A Decade Blown By

Huddled under an unconscious haze
of faded blue roof, we still begin
sentences with “Before Katrina”
and “After Katrina.” Never quite sure
whether something – a shop, a clinic,
a way of life – still exists, we search
the Internet, do the mental inventory,
consult each other. We talk in code:
“He’s aged, “It’s gone,”
“…when the trees were there.”
Some started over, some went away
and never came back. Some died,
some drift silently by in a rolling
fog of Xanax and uninvited memories.
Katrina weeds choke the perennials
in our yards – daily reminders
that none of our landscapes
will never be the same.

The Last Time I Felt Connected To My Body
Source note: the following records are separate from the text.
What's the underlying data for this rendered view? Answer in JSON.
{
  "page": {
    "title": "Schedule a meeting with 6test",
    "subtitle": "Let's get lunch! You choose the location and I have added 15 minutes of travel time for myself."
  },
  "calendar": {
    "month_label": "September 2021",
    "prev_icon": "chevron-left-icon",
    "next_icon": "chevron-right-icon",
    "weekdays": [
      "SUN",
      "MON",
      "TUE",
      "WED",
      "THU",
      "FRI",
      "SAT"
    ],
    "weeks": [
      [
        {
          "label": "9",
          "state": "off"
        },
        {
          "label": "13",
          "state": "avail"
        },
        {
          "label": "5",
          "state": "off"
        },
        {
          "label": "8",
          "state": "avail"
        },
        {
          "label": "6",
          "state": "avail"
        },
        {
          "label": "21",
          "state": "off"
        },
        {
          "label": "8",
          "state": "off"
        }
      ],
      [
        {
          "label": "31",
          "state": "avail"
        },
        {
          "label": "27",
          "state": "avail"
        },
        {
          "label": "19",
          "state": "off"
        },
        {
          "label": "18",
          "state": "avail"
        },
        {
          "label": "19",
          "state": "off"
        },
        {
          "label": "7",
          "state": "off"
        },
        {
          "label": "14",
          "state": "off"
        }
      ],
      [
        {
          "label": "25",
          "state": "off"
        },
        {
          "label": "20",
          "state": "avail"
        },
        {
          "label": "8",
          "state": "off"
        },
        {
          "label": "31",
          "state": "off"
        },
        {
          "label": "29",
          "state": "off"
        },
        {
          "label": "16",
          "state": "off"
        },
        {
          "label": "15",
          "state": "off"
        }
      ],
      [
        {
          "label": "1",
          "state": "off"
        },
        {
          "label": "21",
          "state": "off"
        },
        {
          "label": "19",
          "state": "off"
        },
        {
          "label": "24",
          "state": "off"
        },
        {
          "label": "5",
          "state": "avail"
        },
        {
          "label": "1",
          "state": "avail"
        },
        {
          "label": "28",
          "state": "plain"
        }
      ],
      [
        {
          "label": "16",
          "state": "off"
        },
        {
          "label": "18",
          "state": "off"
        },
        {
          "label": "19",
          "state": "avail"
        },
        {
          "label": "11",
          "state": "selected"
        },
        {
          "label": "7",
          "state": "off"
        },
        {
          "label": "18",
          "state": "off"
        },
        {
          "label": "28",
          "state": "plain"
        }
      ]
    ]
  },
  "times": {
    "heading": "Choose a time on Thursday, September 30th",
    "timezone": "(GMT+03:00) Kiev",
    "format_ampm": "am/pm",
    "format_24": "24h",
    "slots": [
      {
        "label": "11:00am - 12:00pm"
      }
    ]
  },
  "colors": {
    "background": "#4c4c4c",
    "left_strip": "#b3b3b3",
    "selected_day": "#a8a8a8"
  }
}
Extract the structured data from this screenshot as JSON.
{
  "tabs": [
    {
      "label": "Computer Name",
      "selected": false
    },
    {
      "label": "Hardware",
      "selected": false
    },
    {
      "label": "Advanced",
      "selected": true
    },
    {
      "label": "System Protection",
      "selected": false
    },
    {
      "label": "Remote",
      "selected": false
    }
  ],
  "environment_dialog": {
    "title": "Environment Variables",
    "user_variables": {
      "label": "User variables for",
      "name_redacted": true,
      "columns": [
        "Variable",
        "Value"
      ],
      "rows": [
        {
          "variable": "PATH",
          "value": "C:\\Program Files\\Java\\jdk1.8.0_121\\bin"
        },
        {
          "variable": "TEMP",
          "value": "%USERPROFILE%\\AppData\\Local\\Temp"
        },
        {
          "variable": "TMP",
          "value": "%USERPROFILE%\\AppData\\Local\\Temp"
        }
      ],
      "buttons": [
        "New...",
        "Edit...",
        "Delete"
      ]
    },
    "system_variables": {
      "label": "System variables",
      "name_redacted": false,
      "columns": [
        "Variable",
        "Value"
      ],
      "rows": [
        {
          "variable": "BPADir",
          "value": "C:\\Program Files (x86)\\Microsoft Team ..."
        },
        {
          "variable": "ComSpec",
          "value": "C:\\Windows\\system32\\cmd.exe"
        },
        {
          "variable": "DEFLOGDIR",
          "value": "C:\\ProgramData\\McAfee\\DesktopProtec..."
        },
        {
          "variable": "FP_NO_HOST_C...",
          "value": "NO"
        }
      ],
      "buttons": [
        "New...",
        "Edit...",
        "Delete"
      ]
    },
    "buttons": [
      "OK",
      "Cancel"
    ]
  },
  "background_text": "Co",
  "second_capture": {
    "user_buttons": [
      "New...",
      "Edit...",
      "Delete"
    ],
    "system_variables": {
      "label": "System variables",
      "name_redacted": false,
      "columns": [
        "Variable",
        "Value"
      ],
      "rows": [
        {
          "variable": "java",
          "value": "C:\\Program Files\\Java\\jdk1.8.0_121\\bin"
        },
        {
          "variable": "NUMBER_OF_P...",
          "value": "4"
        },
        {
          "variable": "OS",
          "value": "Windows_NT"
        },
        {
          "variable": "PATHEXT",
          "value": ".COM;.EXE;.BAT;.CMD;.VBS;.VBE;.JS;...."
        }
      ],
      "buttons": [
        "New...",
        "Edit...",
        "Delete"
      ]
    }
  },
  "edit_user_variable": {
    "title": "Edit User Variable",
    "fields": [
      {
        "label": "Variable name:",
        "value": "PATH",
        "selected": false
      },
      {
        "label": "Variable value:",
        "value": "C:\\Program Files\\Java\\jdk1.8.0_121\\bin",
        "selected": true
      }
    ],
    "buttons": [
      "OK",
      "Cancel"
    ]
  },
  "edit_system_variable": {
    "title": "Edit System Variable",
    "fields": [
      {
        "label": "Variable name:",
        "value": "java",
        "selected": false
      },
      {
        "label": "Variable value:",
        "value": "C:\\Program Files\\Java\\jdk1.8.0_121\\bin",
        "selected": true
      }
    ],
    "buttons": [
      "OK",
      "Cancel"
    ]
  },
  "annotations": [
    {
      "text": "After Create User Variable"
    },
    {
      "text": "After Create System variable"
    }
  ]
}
Was it the time that I sat close enough to view
the ornamental stitching on Midori’s
gown as she offered me Sibelius
like a sacramental goblet at an altar?
Was it when I heard the metronomic swinging
of two rackets as the green clay formed fine dust?
Or when black and white surrealistic photos
made me feel like I might drop in a dead faint?
Perhaps the time I held a large sledgehammer
and transformed my wedding ring into debris.

My body has an instinct to survive,
to eat and drink and sleep through fitful dreams,
to push and pull and press and lift and sprint.
It doesn’t seem to have much need of me,
or what I thought was “me” before I noticed
that the long-term trauma that we called our marriage
had vaporized what some might call my soul.
Will we ever meet again, me and my body?
Or have I wandered so far from the living,
I cannot seek my bones, my breath, my blood.


Baptize me in the River Ouse.
Let me sink from the weight
of my oppressive thoughts,
heavier than boulders,
breccia formed from
the landslide of my history.
My pockets forever emptied,
my skirt a dripping prism
of conflicting impressions,
I will drift into soft waves
of unknown indigo.
Lift my body, clean and light,
and let me gasp for breath
until breath
is all
that matters.


Diane is a poet and psychotherapist who lives in Louisiana.